--- START ---

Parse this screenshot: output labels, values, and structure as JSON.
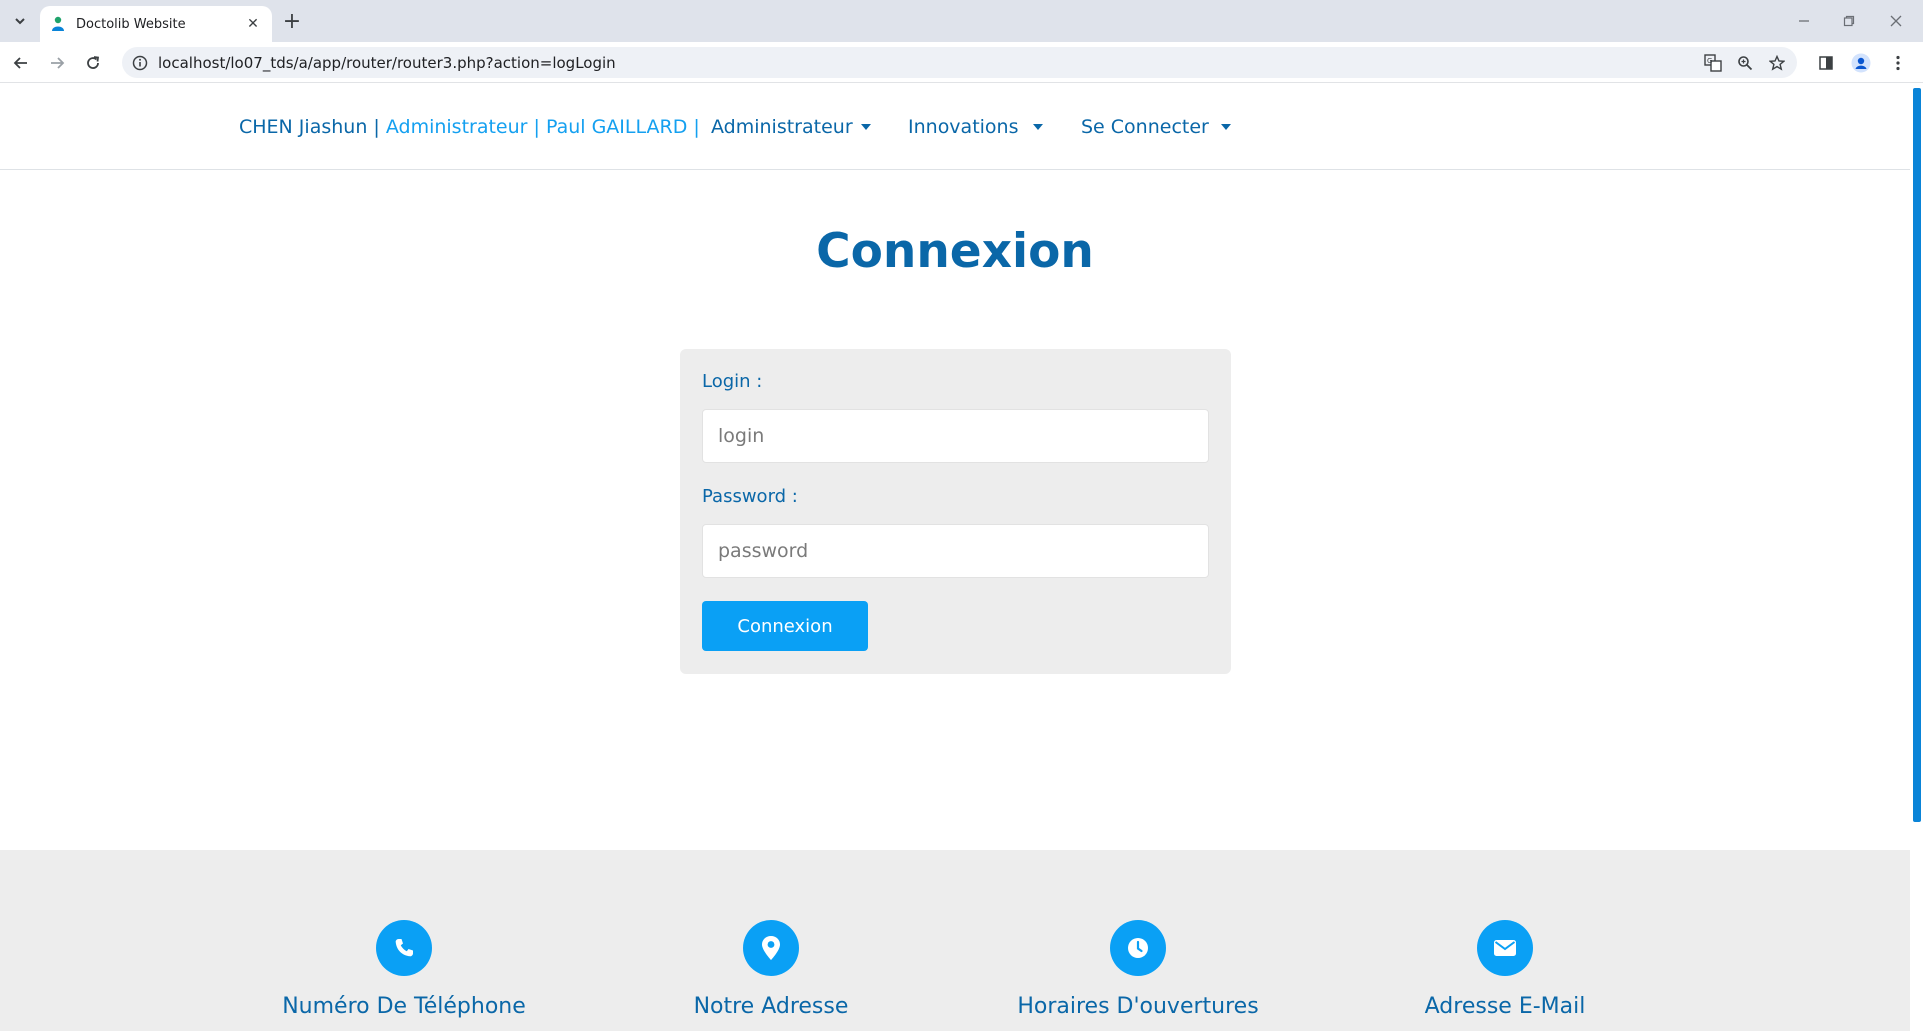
{
  "browser": {
    "tab_title": "Doctolib Website",
    "url": "localhost/lo07_tds/a/app/router/router3.php?action=logLogin",
    "icons": {
      "tab_list": "chevron-down-icon",
      "close_tab": "close-icon",
      "new_tab": "plus-icon",
      "back": "back-arrow-icon",
      "forward": "forward-arrow-icon",
      "reload": "reload-icon",
      "site_info": "info-icon",
      "translate": "translate-icon",
      "zoom": "zoom-icon",
      "bookmark": "star-icon",
      "side_panel": "side-panel-icon",
      "profile": "profile-icon",
      "menu": "kebab-menu-icon"
    }
  },
  "nav": {
    "brand_name": "CHEN Jiashun |",
    "brand_role": " Administrateur | Paul GAILLARD |",
    "menus": [
      "Administrateur",
      "Innovations",
      "Se Connecter"
    ]
  },
  "main": {
    "title": "Connexion",
    "form": {
      "login_label": "Login :",
      "login_placeholder": "login",
      "login_value": "",
      "password_label": "Password :",
      "password_placeholder": "password",
      "password_value": "",
      "submit_label": "Connexion"
    }
  },
  "footer": {
    "items": [
      {
        "icon": "phone-icon",
        "label": "Numéro De Téléphone"
      },
      {
        "icon": "map-pin-icon",
        "label": "Notre Adresse"
      },
      {
        "icon": "clock-icon",
        "label": "Horaires D'ouvertures"
      },
      {
        "icon": "envelope-icon",
        "label": "Adresse E-Mail"
      }
    ]
  },
  "colors": {
    "primary": "#0a67a8",
    "accent": "#0aa0f5",
    "panel": "#ededed"
  }
}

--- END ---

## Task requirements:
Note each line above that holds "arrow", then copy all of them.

## Answer to this task:
      "back": "back-arrow-icon",
      "forward": "forward-arrow-icon",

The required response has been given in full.